Element data from apps and pages

___

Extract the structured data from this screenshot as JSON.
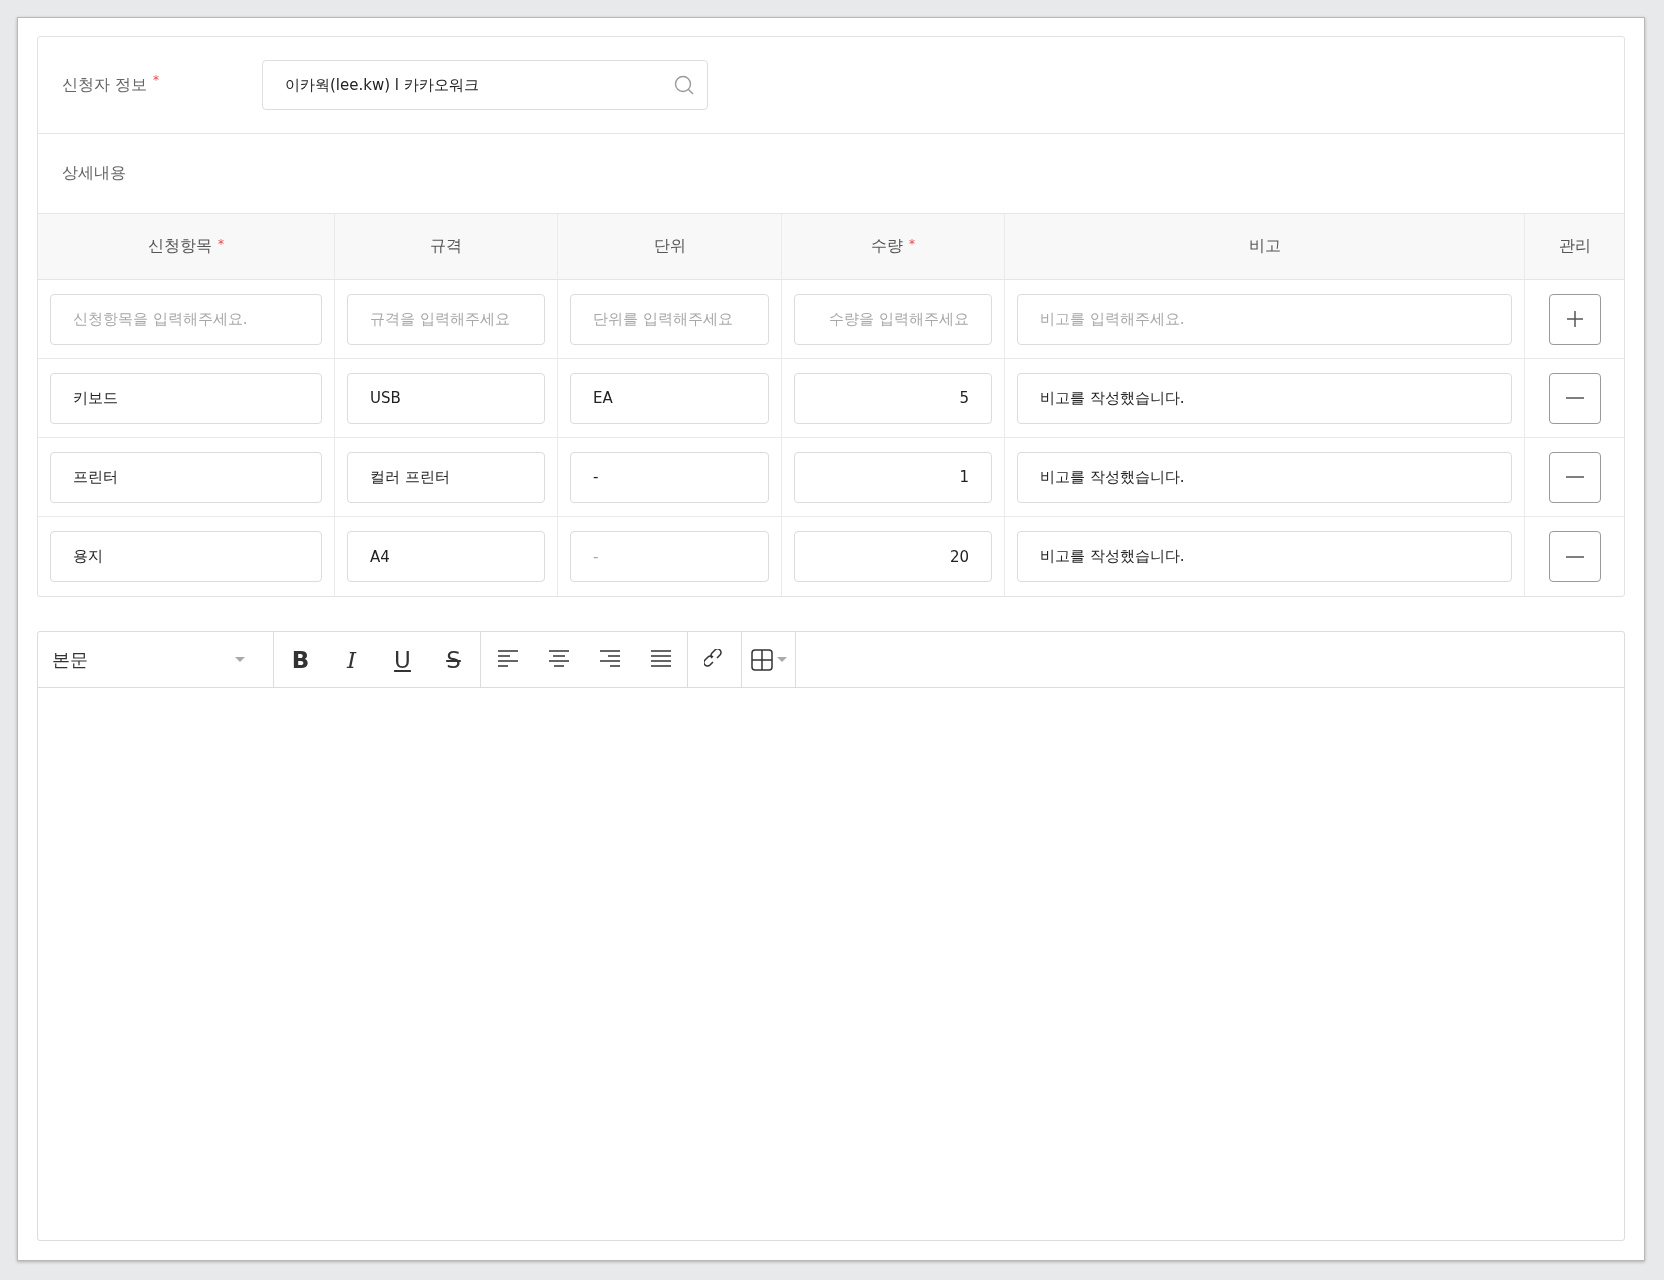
{
  "requester": {
    "label": "신청자 정보",
    "required_mark": "*",
    "value": "이카웍(lee.kw) l 카카오워크"
  },
  "details": {
    "title": "상세내용",
    "columns": [
      {
        "label": "신청항목",
        "required_mark": "*",
        "kind": "text"
      },
      {
        "label": "규격",
        "kind": "text"
      },
      {
        "label": "단위",
        "kind": "text"
      },
      {
        "label": "수량",
        "required_mark": "*",
        "kind": "number"
      },
      {
        "label": "비고",
        "kind": "text"
      },
      {
        "label": "관리",
        "kind": "action"
      }
    ],
    "rows": [
      {
        "cells": [
          {
            "placeholder": "신청항목을 입력해주세요."
          },
          {
            "placeholder": "규격을 입력해주세요"
          },
          {
            "placeholder": "단위를 입력해주세요"
          },
          {
            "placeholder": "수량을 입력해주세요"
          },
          {
            "placeholder": "비고를 입력해주세요."
          }
        ],
        "action": {
          "kind": "add"
        }
      },
      {
        "cells": [
          {
            "value": "키보드"
          },
          {
            "value": "USB"
          },
          {
            "value": "EA"
          },
          {
            "value": "5"
          },
          {
            "value": "비고를 작성했습니다."
          }
        ],
        "action": {
          "kind": "remove"
        }
      },
      {
        "cells": [
          {
            "value": "프린터"
          },
          {
            "value": "컬러 프린터"
          },
          {
            "value": "-"
          },
          {
            "value": "1"
          },
          {
            "value": "비고를 작성했습니다."
          }
        ],
        "action": {
          "kind": "remove"
        }
      },
      {
        "cells": [
          {
            "value": "용지"
          },
          {
            "value": "A4"
          },
          {
            "placeholder": "-"
          },
          {
            "value": "20"
          },
          {
            "value": "비고를 작성했습니다."
          }
        ],
        "action": {
          "kind": "remove"
        }
      }
    ]
  },
  "editor": {
    "style": "본문",
    "tool_groups": [
      [
        {
          "kind": "bold",
          "glyph": "B"
        },
        {
          "kind": "italic",
          "glyph": "I"
        },
        {
          "kind": "underline",
          "glyph": "U"
        },
        {
          "kind": "strike",
          "glyph": "S"
        }
      ],
      [
        {
          "kind": "align-left"
        },
        {
          "kind": "align-center"
        },
        {
          "kind": "align-right"
        },
        {
          "kind": "justify"
        }
      ],
      [
        {
          "kind": "link"
        }
      ],
      [
        {
          "kind": "table"
        }
      ]
    ]
  }
}
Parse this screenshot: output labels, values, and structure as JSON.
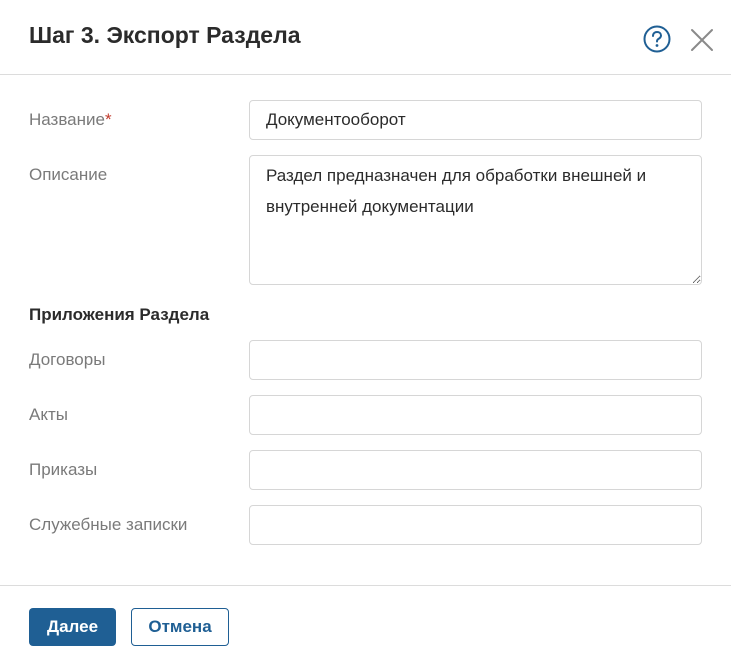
{
  "dialog": {
    "title": "Шаг 3. Экспорт Раздела",
    "accent_color": "#1f5f94",
    "icons": {
      "help": "help-circle-icon",
      "close": "close-icon"
    }
  },
  "form": {
    "name": {
      "label": "Название",
      "required_mark": "*",
      "value": "Документооборот"
    },
    "description": {
      "label": "Описание",
      "value": "Раздел предназначен для обработки внешней и внутренней документации"
    }
  },
  "apps_section": {
    "title": "Приложения Раздела",
    "items": [
      {
        "label": "Договоры",
        "value": ""
      },
      {
        "label": "Акты",
        "value": ""
      },
      {
        "label": "Приказы",
        "value": ""
      },
      {
        "label": "Служебные записки",
        "value": ""
      }
    ]
  },
  "footer": {
    "next_label": "Далее",
    "cancel_label": "Отмена"
  }
}
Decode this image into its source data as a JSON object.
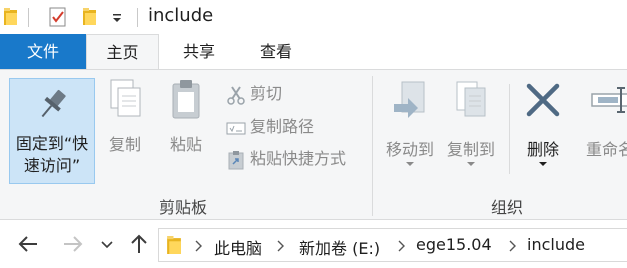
{
  "window": {
    "title": "include"
  },
  "tabs": {
    "file": "文件",
    "home": "主页",
    "share": "共享",
    "view": "查看"
  },
  "clipboard": {
    "pin_label_line1": "固定到“快",
    "pin_label_line2": "速访问”",
    "copy": "复制",
    "paste": "粘贴",
    "cut": "剪切",
    "copy_path": "复制路径",
    "paste_shortcut": "粘贴快捷方式",
    "group_label": "剪贴板"
  },
  "organize": {
    "move_to": "移动到",
    "copy_to": "复制到",
    "delete": "删除",
    "rename": "重命名",
    "group_label": "组织"
  },
  "address": {
    "crumbs": [
      "此电脑",
      "新加卷 (E:)",
      "ege15.04",
      "include"
    ]
  },
  "colors": {
    "accent": "#1979ca",
    "selected_bg": "#cce4f7",
    "disabled_text": "#8a8a8a"
  }
}
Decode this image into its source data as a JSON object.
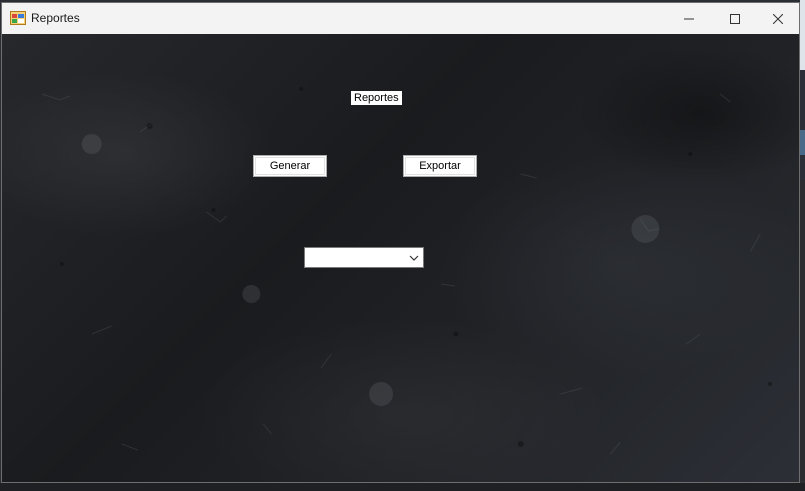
{
  "window": {
    "title": "Reportes",
    "controls": [
      "minimize-icon",
      "maximize-icon",
      "close-icon"
    ]
  },
  "form": {
    "heading_label": "Reportes",
    "generate_button": "Generar",
    "export_button": "Exportar",
    "report_select": {
      "value": "",
      "options": []
    }
  },
  "colors": {
    "titlebar": "#f3f3f3",
    "background": "#1d1e21",
    "control_face": "#ffffff"
  }
}
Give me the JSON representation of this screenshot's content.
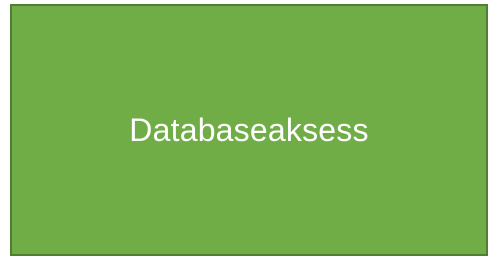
{
  "diagram": {
    "box": {
      "label": "Databaseaksess",
      "fill_color": "#70ad47",
      "border_color": "#507e32",
      "text_color": "#ffffff"
    }
  }
}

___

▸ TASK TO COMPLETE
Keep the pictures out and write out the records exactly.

▸ RESPONSE TO THIS TASK
Extract the structured data from this screenshot as JSON.
{
  "requester": {
    "label": "신청자 정보",
    "required_mark": "*",
    "value": "이카웍(lee.kw) l 카카오워크"
  },
  "details": {
    "title": "상세내용",
    "columns": [
      {
        "label": "신청항목",
        "required_mark": "*",
        "kind": "text"
      },
      {
        "label": "규격",
        "kind": "text"
      },
      {
        "label": "단위",
        "kind": "text"
      },
      {
        "label": "수량",
        "required_mark": "*",
        "kind": "number"
      },
      {
        "label": "비고",
        "kind": "text"
      },
      {
        "label": "관리",
        "kind": "action"
      }
    ],
    "rows": [
      {
        "cells": [
          {
            "placeholder": "신청항목을 입력해주세요."
          },
          {
            "placeholder": "규격을 입력해주세요"
          },
          {
            "placeholder": "단위를 입력해주세요"
          },
          {
            "placeholder": "수량을 입력해주세요"
          },
          {
            "placeholder": "비고를 입력해주세요."
          }
        ],
        "action": {
          "kind": "add"
        }
      },
      {
        "cells": [
          {
            "value": "키보드"
          },
          {
            "value": "USB"
          },
          {
            "value": "EA"
          },
          {
            "value": "5"
          },
          {
            "value": "비고를 작성했습니다."
          }
        ],
        "action": {
          "kind": "remove"
        }
      },
      {
        "cells": [
          {
            "value": "프린터"
          },
          {
            "value": "컬러 프린터"
          },
          {
            "value": "-"
          },
          {
            "value": "1"
          },
          {
            "value": "비고를 작성했습니다."
          }
        ],
        "action": {
          "kind": "remove"
        }
      },
      {
        "cells": [
          {
            "value": "용지"
          },
          {
            "value": "A4"
          },
          {
            "placeholder": "-"
          },
          {
            "value": "20"
          },
          {
            "value": "비고를 작성했습니다."
          }
        ],
        "action": {
          "kind": "remove"
        }
      }
    ]
  },
  "editor": {
    "style": "본문",
    "tool_groups": [
      [
        {
          "kind": "bold",
          "glyph": "B"
        },
        {
          "kind": "italic",
          "glyph": "I"
        },
        {
          "kind": "underline",
          "glyph": "U"
        },
        {
          "kind": "strike",
          "glyph": "S"
        }
      ],
      [
        {
          "kind": "align-left"
        },
        {
          "kind": "align-center"
        },
        {
          "kind": "align-right"
        },
        {
          "kind": "justify"
        }
      ],
      [
        {
          "kind": "link"
        }
      ],
      [
        {
          "kind": "table"
        }
      ]
    ]
  }
}
Parse this screenshot: output labels, values, and structure as JSON.
{
  "dialog": {
    "title": "Шаг 3. Экспорт Раздела",
    "accent_color": "#1f5f94",
    "icons": {
      "help": "help-circle-icon",
      "close": "close-icon"
    }
  },
  "form": {
    "name": {
      "label": "Название",
      "required_mark": "*",
      "value": "Документооборот"
    },
    "description": {
      "label": "Описание",
      "value": "Раздел предназначен для обработки внешней и внутренней документации"
    }
  },
  "apps_section": {
    "title": "Приложения Раздела",
    "items": [
      {
        "label": "Договоры",
        "value": ""
      },
      {
        "label": "Акты",
        "value": ""
      },
      {
        "label": "Приказы",
        "value": ""
      },
      {
        "label": "Служебные записки",
        "value": ""
      }
    ]
  },
  "footer": {
    "next_label": "Далее",
    "cancel_label": "Отмена"
  }
}
Decode this image into its source data as a JSON object.
{
  "window": {
    "title": "include"
  },
  "tabs": {
    "file": "文件",
    "home": "主页",
    "share": "共享",
    "view": "查看"
  },
  "clipboard": {
    "pin_label_line1": "固定到“快",
    "pin_label_line2": "速访问”",
    "copy": "复制",
    "paste": "粘贴",
    "cut": "剪切",
    "copy_path": "复制路径",
    "paste_shortcut": "粘贴快捷方式",
    "group_label": "剪贴板"
  },
  "organize": {
    "move_to": "移动到",
    "copy_to": "复制到",
    "delete": "删除",
    "rename": "重命名",
    "group_label": "组织"
  },
  "address": {
    "crumbs": [
      "此电脑",
      "新加卷 (E:)",
      "ege15.04",
      "include"
    ]
  },
  "colors": {
    "accent": "#1979ca",
    "selected_bg": "#cce4f7",
    "disabled_text": "#8a8a8a"
  }
}
Decode this image into its source data as a JSON object.
{
  "window": {
    "title": "Reportes",
    "controls": [
      "minimize-icon",
      "maximize-icon",
      "close-icon"
    ]
  },
  "form": {
    "heading_label": "Reportes",
    "generate_button": "Generar",
    "export_button": "Exportar",
    "report_select": {
      "value": "",
      "options": []
    }
  },
  "colors": {
    "titlebar": "#f3f3f3",
    "background": "#1d1e21",
    "control_face": "#ffffff"
  }
}
Give me the JSON representation of this screenshot's content.
{
  "diagram": {
    "box": {
      "label": "Databaseaksess",
      "fill_color": "#70ad47",
      "border_color": "#507e32",
      "text_color": "#ffffff"
    }
  }
}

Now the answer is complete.